In 2003, a global campaign to end obstetric fistula was launched by UNFPA together with a wide range of partners, with the goal of making obstetric fistula as rare in developing countries as it is in the industrialized world. The campaign is now active in over 50 countries, including in Nepal. Obstetric fistula was not officially recognized in Nepal until the campaign was launched in the country in 2010. 

Advocacy and awareness raising:
The campaign has helped recognize obstetric fistula as a public health issue in Nepal. As a result of continued advocacy, the National Health Sector Strategy 2016-2021 has incorporated obstetric fistula screening in the free basic health care package at all levels of health facilities. UNFPA has also been working with the Ministry of Health and Population and relevant partners to raise awareness of obstetric fistula. 

Providing free treatment:
UNFPA has been providing free treatment (surgeries) to women suffering from obstetric fistula in selected fistula treatment and referral sites in Nepal. To enable provision of quality services and improve the quality of care, UNFPA has been providing medical equipment and supplies (including fistula kits) to obstetric fistula service sites.

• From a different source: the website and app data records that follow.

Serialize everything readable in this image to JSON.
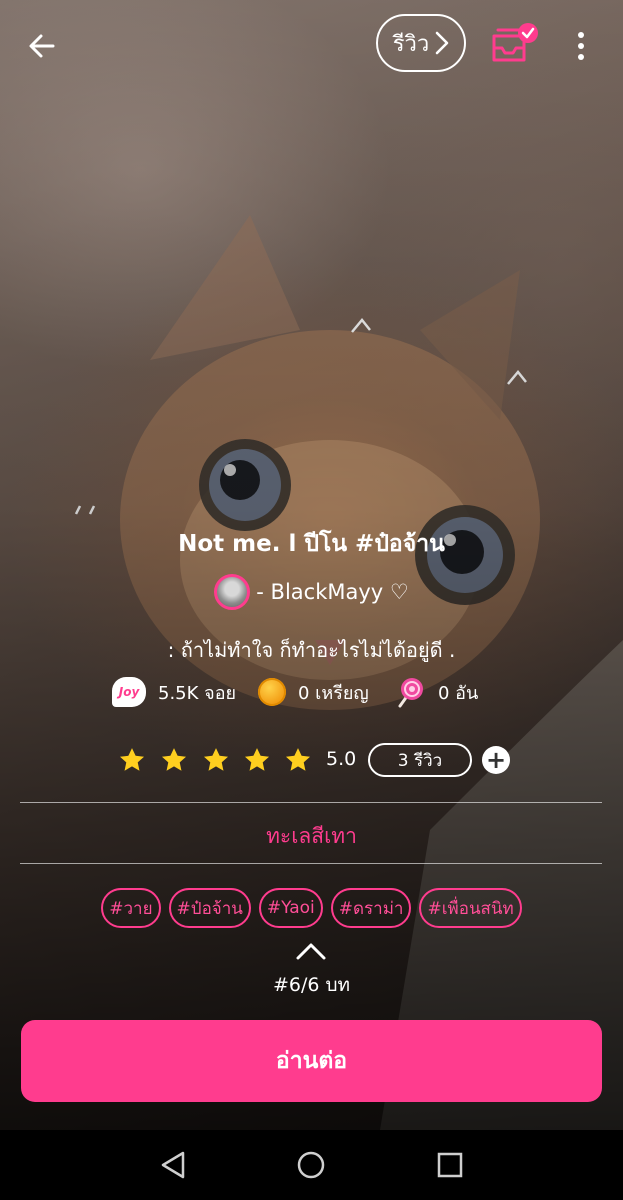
{
  "header": {
    "review_label": "รีวิว",
    "icons": [
      "back-arrow-icon",
      "chevron-right-icon",
      "inbox-check-icon",
      "more-vertical-icon"
    ]
  },
  "story": {
    "title": "Not me. l ปีโน #ป๋อจ้าน",
    "author": "- BlackMayy ♡",
    "tagline": ": ถ้าไม่ทำใจ ก็ทำอะไรไม่ได้อยู่ดี ."
  },
  "stats": {
    "joy_icon_text": "Joy",
    "joy": "5.5K จอย",
    "coins": "0 เหรียญ",
    "candies": "0 อัน"
  },
  "rating": {
    "stars": 5,
    "value": "5.0",
    "reviews": "3 รีวิว",
    "add_symbol": "+"
  },
  "category": "ทะเลสีเทา",
  "tags": [
    "#วาย",
    "#ป๋อจ้าน",
    "#Yaoi",
    "#ดราม่า",
    "#เพื่อนสนิท"
  ],
  "chapter": "#6/6 บท",
  "read_button": "อ่านต่อ",
  "colors": {
    "accent": "#ff3c8e",
    "star": "#ffcf1f"
  }
}
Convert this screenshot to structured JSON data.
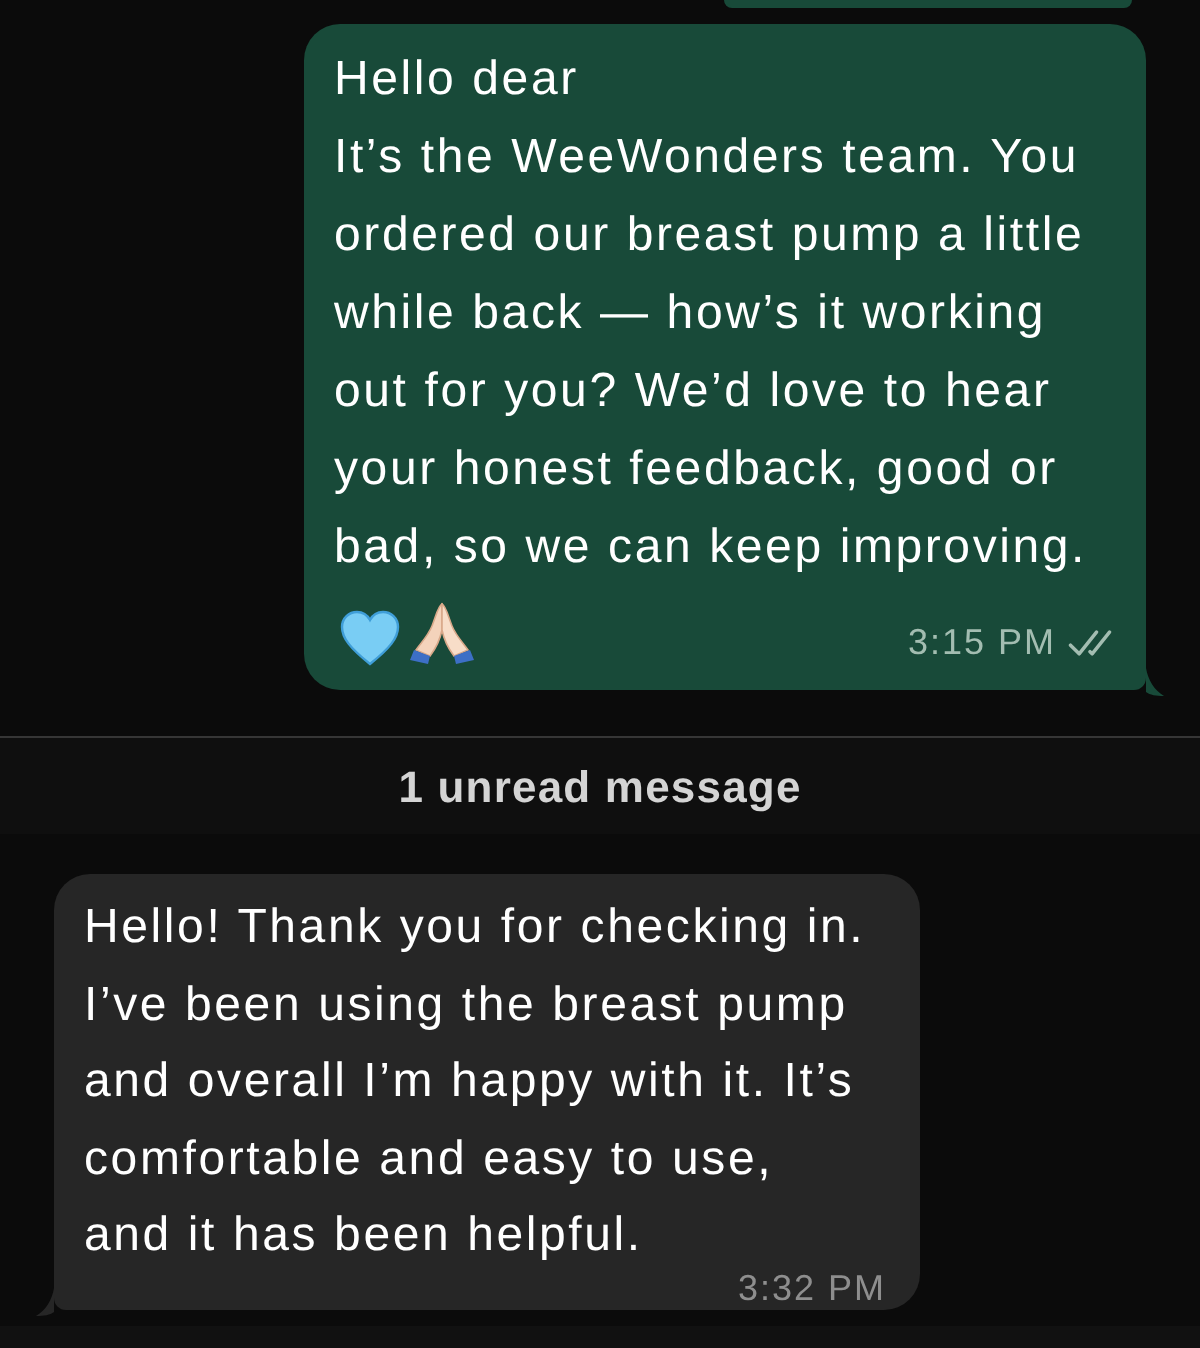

Strengthening the capacity of service providers:
UNFPA is supporting the capacity building of service providers through various workshops, training and hands-on practicum through national and international experts. In partnership with JHPIEGO, UNFPA supported the development of an on-the-job competency-based surgical training manual on obstetric fistula, adapted from the FIGO/UNFPA Obstetric Fistula Manual. The BP Koirala Institute of Health Sciences, a teaching university in eastern Nepal, has been developed as an obstetric fistula training site by the National Health Training Center with UNFPA support.